Dataset items
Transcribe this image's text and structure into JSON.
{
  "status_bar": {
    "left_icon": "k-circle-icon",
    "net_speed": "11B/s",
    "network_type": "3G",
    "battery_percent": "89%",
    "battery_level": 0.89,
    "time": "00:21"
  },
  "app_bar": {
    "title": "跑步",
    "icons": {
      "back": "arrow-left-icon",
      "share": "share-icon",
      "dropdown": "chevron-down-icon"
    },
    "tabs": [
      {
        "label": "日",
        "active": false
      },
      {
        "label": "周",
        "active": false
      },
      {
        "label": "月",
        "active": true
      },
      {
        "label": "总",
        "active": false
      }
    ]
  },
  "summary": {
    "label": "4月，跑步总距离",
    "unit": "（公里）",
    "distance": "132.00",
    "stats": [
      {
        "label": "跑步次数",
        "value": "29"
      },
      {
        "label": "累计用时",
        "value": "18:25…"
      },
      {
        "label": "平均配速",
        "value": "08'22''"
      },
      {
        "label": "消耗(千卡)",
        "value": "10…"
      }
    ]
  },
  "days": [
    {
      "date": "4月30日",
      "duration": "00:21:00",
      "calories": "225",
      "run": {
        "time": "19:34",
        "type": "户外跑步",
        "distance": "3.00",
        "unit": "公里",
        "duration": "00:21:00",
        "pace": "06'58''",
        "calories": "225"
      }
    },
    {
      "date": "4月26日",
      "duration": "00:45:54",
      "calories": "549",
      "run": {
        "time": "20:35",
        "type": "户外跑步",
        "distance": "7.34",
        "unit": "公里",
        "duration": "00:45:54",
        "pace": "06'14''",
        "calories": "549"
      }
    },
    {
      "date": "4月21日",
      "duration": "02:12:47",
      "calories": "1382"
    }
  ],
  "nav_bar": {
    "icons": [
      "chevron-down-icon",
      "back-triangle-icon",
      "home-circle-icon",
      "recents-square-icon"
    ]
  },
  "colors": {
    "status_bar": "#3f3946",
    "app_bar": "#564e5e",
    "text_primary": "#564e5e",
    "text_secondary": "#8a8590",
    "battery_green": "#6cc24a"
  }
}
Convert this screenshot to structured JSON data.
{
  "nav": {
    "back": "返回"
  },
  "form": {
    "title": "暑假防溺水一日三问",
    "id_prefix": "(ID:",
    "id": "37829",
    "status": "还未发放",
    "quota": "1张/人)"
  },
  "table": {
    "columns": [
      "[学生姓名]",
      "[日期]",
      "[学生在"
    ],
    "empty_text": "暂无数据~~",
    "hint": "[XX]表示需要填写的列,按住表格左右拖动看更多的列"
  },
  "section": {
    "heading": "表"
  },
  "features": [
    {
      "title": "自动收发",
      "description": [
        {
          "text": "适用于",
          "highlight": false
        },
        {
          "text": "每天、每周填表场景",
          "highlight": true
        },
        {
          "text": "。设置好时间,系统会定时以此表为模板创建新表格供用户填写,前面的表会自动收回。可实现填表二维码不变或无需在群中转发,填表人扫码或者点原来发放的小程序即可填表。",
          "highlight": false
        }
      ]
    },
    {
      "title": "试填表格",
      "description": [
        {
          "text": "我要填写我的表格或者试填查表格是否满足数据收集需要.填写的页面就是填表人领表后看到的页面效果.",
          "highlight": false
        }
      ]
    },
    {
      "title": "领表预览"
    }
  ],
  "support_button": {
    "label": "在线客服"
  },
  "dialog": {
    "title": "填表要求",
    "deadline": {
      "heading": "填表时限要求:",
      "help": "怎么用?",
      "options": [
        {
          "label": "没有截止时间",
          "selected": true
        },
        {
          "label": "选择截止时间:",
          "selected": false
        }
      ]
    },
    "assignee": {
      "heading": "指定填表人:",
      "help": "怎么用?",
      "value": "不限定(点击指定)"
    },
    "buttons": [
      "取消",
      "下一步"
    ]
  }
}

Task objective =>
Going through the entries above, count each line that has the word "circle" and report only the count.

Written solution =>
2